The playful rivers were now giving way to more masochist rugged landscapes, and we were now gaining altitude. I love to witness these changes in habitats and terrains with significant marking elements that bear testimony to what I should expect next. While the roads still meandered and had soft curves, the slopes of the mountains around us started to become stubborn. While the mountain flowers still spotted the walls, there appeared little wild strawberry stubs alongside. Upturned leaves of bushes with budding rhododendrons started to appear. In a month’s time, the mountains will turn crimson and beautiful, when wild strawberries and the rhododendrons create vertical carpets on the mountain walls. All this, on our way from Rolep – to reach Dzuluk- the gateway to an ancient trade way of the Silk route between India and Tibet. At 9,500 feet, Zuluk ( or Dzuluk) is an isolated village burrowed in the majestic hills of East Himalayas.
In the outmost corner of the Himalayas, the renowned explorers had discovered the world’s first-ever information superhighway. This silk route has revamped the way people interchange cultural and commercial ideas. As it eventually started to connect Tibet and India, other cities also became a part of it, giving it the tag of the largest long-distance network of trading. For the productive trade of goods, people began swapping art and intellectual thoughts. India is that country where you can discover the oddity and unexpected possibilities of the world; it is this place where the roads are both historic and adrenaline pumping. Soak this in….
It is an old saying that the best drives in life are those that lead you to a sensory charging ever-lasting experience. You experience the same sensation if you are on a trip from Zuluk, onwards to higher altitudes of the Silk Route. It’s not just an unreal drive through the loops with thirty-two hairpin turns that turn out to be quite back breaking, it’ll probably end up as the craziest and roughest ride of your life! Zuluk roads make your heart pound, and how. Our destination was snow. Simple. We didn’t care how long we needed to drive. We needed snow.

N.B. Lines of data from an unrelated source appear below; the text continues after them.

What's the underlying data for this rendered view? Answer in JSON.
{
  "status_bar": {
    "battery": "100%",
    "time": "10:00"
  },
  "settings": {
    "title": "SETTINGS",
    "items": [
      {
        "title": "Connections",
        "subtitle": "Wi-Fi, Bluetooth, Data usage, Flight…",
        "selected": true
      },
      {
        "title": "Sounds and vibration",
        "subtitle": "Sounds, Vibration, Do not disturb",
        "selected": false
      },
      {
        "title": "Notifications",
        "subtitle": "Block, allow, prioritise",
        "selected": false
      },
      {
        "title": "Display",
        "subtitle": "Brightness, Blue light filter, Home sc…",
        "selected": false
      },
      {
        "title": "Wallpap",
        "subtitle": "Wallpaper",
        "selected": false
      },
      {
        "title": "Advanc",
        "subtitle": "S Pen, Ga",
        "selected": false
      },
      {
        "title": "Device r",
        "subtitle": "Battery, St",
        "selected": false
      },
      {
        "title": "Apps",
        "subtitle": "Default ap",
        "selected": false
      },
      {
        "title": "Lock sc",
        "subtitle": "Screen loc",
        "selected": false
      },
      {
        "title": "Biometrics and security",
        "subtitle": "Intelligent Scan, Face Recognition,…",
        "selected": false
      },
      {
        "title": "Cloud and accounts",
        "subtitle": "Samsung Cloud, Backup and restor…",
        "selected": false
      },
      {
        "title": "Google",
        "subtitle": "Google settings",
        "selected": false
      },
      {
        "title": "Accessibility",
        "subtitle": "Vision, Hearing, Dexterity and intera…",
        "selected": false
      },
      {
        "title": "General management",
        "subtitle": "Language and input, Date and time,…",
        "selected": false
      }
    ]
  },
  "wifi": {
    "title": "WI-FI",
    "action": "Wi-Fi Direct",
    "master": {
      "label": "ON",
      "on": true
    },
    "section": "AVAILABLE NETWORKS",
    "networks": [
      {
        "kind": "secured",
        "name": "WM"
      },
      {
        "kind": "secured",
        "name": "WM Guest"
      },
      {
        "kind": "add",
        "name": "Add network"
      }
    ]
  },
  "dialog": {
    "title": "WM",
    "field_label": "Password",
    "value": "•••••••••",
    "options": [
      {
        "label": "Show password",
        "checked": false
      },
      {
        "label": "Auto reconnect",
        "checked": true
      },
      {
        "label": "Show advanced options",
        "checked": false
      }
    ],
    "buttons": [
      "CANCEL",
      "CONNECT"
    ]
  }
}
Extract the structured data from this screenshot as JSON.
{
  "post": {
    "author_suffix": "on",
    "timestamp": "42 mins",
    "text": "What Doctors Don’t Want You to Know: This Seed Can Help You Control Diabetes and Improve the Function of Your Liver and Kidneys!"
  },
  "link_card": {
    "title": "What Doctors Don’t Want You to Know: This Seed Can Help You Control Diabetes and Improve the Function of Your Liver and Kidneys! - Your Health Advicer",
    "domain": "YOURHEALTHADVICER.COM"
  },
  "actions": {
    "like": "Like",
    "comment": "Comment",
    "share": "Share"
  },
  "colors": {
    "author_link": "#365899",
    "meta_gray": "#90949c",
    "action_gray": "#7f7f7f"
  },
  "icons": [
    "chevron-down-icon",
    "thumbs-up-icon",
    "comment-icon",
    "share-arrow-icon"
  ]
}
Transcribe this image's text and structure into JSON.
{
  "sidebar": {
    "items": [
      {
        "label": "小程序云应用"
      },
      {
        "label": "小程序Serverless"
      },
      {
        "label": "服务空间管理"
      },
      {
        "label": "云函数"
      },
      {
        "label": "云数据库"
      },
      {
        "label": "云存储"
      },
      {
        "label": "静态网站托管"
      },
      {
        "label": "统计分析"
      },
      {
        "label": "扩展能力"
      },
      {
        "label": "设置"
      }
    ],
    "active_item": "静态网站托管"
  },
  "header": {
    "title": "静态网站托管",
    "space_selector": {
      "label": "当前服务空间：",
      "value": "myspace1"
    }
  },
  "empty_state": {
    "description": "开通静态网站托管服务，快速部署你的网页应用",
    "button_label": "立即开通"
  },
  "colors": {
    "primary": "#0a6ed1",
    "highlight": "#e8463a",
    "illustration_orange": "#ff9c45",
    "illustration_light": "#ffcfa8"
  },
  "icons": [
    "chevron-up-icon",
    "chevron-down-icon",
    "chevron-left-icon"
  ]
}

Vanilla ice cream like snow. And, we found it as soon as we started reaching the Gnathang valley, into Kupup, and then as we approached the Tsongmo lake, it was as if we were in Arendale, with Elsa’s magical “Frozen” spell cast on us permanently! We crossed three beautiful lakes on the way- the Kupup ( Elephant lake), the half frozen and immensely picturesque Mememchuk Lake, and the Tsongmo (Changu) Lake.
Tsongmo/ Changu is breathtaking. Riding the ropeway across 3 more mountains beyond, was hands-down the best choice we made- 3 feet deep snow, amazing vistas and so much fun. It’s here that nature has it’s own version of a brownie sundae. Imagine ..Hershey’s syrup poured over choco-chips at times or over stone fudge dark chocolate centred brown cake, and then scoops and dollop of fresh Baskin Robbins vanilla ice cream in between. It was probably the closest I would have ever come to achieving Zen. In 2019, when I reached the Annapurna Base Camp, I felt similar. Zen. But added to that was euphoria and the jubilation of achievement, because there was that singular effort of physicality and mental resilience put to test.
Warning: If you do a road trip in Sikkim, you might be well rested and fresh mentally, but the roads of Sikkim truly have the last laugh – some of the stretches were quite the nightmare. Gravel roads, potholes, squelchy soil – there’s nothing you won’t encounter on some routes as you graze upwards the Himalayan terrain, even if you are in a jeep. But like any other trip, you come back home with stories, experiences, and a lifetime of memories that would be otherwise impossible to create.